Monday, 6 December 2010
Effect of Antireflux Treatment on Cough Frequency in Stable Adult Asthmatics


Background: Gastroesophageal reflux disease (GERD) is common in patients with asthma, but the target population for antireflux treatment, are not precisely defined.

The purpose of the study: To assess the effect of the proton pump inhibitor omeprazole and prokinetic domperidone on cough frequency, in patients with stable asthma of different severity (persistent mild to severe asthma) with chronic cough.


Methods: In this case – control study, 45 adult stable asthmatics, received omeprazole 40 mg twice daily,  with domperidone 5 mg half an hour before meal three times daily for 4 weeks, and followed for cough frequency (score of 5[no=0, rare =1, usual =2, common =3, frequent =4] ) according to patient daily records  . According to GERD esophageal symptoms, subjects were divided into two matched groups: with GERD group (25 patients) and without GERD group (20 patients).

Main Results: There were statistically highly significant (P < .0001) improvements in cough frequency, in the overall study population (35/45patients [77.8%], Z=-5.11), and in both groups (GERD19/25patients [76. %] Z= -3.72, without GERD 16/20 patients [80%] Z= -3.64).

But there was no statistically significant difference, as regard cough frequency improvement, between groups.

According to cough frequency score ≥ 2, the probability (the positive predictive value) that a subject has GERD -assessed by cough improvement on antireflux treatment- was 85.7% in the 45 patients, 88.23% in GERD group, and 81.8% in without GERD group.

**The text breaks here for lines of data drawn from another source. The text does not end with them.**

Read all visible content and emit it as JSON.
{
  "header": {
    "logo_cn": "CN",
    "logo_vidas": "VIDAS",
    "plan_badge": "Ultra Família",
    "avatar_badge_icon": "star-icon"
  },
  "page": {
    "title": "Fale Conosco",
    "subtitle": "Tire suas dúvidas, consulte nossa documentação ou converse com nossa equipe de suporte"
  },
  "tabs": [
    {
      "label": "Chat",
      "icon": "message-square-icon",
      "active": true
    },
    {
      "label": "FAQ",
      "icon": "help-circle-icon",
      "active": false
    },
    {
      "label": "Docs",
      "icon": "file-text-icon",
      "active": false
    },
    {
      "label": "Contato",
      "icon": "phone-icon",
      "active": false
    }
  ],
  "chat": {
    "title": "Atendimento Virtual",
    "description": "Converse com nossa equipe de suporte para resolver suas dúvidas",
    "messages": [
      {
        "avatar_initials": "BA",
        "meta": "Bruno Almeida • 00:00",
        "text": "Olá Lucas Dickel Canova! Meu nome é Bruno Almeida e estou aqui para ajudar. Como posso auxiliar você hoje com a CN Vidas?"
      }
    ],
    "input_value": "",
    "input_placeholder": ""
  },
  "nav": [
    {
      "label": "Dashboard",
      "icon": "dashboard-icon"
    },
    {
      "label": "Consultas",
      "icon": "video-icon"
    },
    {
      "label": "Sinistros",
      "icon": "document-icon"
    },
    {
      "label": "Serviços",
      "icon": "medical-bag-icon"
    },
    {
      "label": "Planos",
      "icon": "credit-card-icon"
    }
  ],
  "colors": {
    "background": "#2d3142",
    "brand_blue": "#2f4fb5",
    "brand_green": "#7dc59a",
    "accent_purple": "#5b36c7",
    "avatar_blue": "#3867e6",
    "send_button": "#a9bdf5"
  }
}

Conclusions: omeprazole combined with domperidone improved cough frequency in 45 subjects with stable asthma either with or without GERD esophageal symptoms, which makes the possibility of hidden GERD (without esophageal symptoms) high in patients without GERD esophageal symptoms; the high positive predictive value of cough frequency

 (≥ 2) in predicting GERD in such patients, nominate it as a possible guide for prescribing antireflux treatment in such stable asthmatics, even in patients without esophageal GERD symptoms.